It's Veteran's Day and once again I rode to Fort Logan National Cemetery located near junction of US-285 and Sheridan Boulevard to pay my respects.

The roads were icy in spots, slushy in others, but with three wheels, not a major issue to deal with.  The traffic was medium as folks were starting to venture from their warm homes.  I arrived at the cemetery with no issue and after getting a little lost at first (usual entrance I use was closed) I found section 44 where the grave site of a friend of mine's son is located.

Brian Joiner was a SSGT in the United States Air Force and he died while in the service of our country, I personally never met this young man but his father and I are friends and I know him to be an honorable man as I am sure Brian was.

 Flanked by Army Men, I know Brian's in good company.

Plot 44, barely half filled back in October 2009 when Brian was 
laid to rest, it's now full up.

Having visited Brian's grave site, I wandered about the cemetery, being reminded once again of all the servicemen and women who've given their all for this country of ours.

 Looking back towards the bell tower of Regis University
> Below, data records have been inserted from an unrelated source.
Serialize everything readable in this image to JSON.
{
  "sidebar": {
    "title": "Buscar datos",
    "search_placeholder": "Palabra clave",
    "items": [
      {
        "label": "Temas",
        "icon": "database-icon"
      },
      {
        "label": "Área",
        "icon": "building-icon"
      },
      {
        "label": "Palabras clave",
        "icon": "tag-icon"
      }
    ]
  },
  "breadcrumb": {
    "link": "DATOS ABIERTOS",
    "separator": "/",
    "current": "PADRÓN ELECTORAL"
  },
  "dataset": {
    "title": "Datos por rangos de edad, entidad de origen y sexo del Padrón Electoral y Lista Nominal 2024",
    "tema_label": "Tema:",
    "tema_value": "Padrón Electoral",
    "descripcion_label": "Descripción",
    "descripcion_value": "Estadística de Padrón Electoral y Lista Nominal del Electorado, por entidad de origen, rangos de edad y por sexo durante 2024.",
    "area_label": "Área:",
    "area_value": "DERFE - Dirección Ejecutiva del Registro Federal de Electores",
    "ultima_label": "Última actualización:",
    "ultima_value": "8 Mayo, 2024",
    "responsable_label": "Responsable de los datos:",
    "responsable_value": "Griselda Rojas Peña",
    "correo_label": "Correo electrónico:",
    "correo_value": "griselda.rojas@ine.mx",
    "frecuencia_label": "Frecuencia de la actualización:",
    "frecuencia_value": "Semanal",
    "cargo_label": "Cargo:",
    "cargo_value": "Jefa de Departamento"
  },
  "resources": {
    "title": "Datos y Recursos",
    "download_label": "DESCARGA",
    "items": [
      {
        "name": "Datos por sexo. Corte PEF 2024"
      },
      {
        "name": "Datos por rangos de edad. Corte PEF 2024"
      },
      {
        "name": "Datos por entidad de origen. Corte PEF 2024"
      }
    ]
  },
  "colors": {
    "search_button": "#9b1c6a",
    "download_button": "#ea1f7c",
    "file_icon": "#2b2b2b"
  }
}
 The National Colors were blowing gently in the almost nonexistent winds

Volunteers prepare the grounds for the 11:00 Ceremony
to commemorate all Veterans today.

I don't care for crowds personally, I'd paid my respects and Valencia and I motored home through wet and slushy streets that were starting to dry under the bright sun.  Temperatures had soared into the high 20's by the time I got home.  

The Colors are flying at my house today, I hope they are in yours.  Martha and I extend our thanks to Veterans everywhere, and wish Godspeed to those who man the ramparts today.  I don't know where this great country of ours is going these days, but with the young men and women serving today, I am sure we'll survive our present travails.